The Illinois statute includes some provisions on what is unlawful to include in a prenuptial agreement. These include any terms that violate public policy or criminal statutes. Spouses are also not allowed to waive the right to receive child support or agree that a parent will not be required to pay his or her child support obligations....
Advancements in technology have changed the landscape of life for most people around the world, and the dynamics of marriage have certainly been altered due to the communication and information storage opportunities couples can use to share their lives. While this sharing is wonderful when a relationship is intact, sharing creates very real and significant detriments, if divorce is pursued.
Couples routinely share passwords, accounts, link devices and use smart technology throughout their homes to coordinate their lives in a more integrated way. In fact, the integration of technology in most marriages is so complete, if divorce does come, many are taken unaware when the other spouse uses this access against him or her.
People, understandably, tend to associate cybersecurity concerns with outside companies or government agencies, not families, and certainly not a spouse; however, depending on how acrimonious or accepting a spouse is of the situation, a pending divorce will move some to take drastic measures to gain the upper hand....
Trusting an ex-spouse to follow the terms of a parenting plan is one of the harder aspects of shared child custody. While most parents truly make an effort to abide by the provisions in good faith, others take advantage of the requisite trust to abuse their authority and take impermissible acts, such as taking extra parenting time or making educational decisions without consulting the other parent.
Parents should primarily seek to work out disagreements between each other, both for a quicker resolution and for the child’s sake; however, a parent willing to take unilateral action solely for his or her own benefit, and often to the detriment of the other parent, should not be allowed to proceed without comment and consequences. The more a parent is allowed to disregard the terms of a parenting plan, the more likely the other parent’s rights will be eroded over time and the parent/child relationship damaged.
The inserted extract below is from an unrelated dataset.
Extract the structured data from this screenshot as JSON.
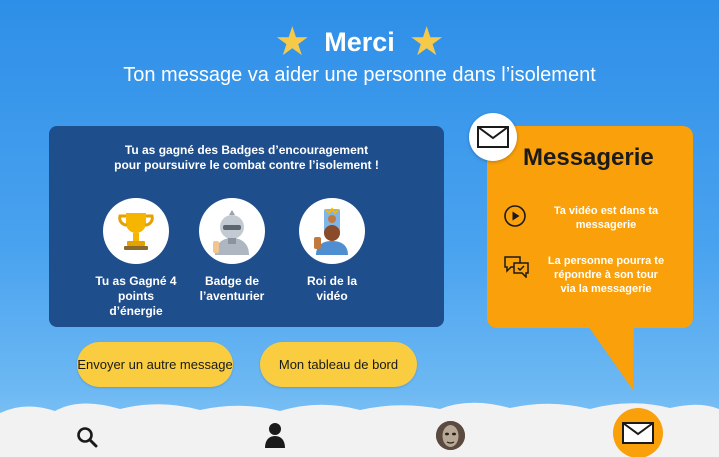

One example of the lengths a parent must sometimes go to stop abuse of parental authority by another parent is illustrated in the recent story of a Bloomington mother who will soon be reunited with her son after eight months. An arrest warrant was issued for the father after he failed to appear in Court five consecutive times to justify his removal of the boy to Boston and his refusal to return....
Divorce is unavoidably difficult for people, both inside and outside of a couple's core family. However, children almost universally suffer a negative impact from divorce. Having a sibling to commiserate with and draw support from can help to mitigate the damaging effects. Still, this system of shared support can only work if siblings live together, or at the very least, visit regularly.
Splitting up siblings in a divorce is rarely the best or desired option for the children involved. However, for practical or legal reasons, sibling separation may still occur. Large families, blended families with half-siblings, and children with significant age differences are all examples of circumstances in which the children may be split between each parent. The best interests of the child are always at the forefront of child-related family law cases, and Illinois specifically wants to enable separated siblings to maintain regular contact.
Sibling relationships are special and important to each child's emotional and psychological development. To support these relationships, Illinois authorizes Courts to order visitation if a parent is preventing contact. Consider the following information with regard to when and how visitation will be granted by an Illinois Court....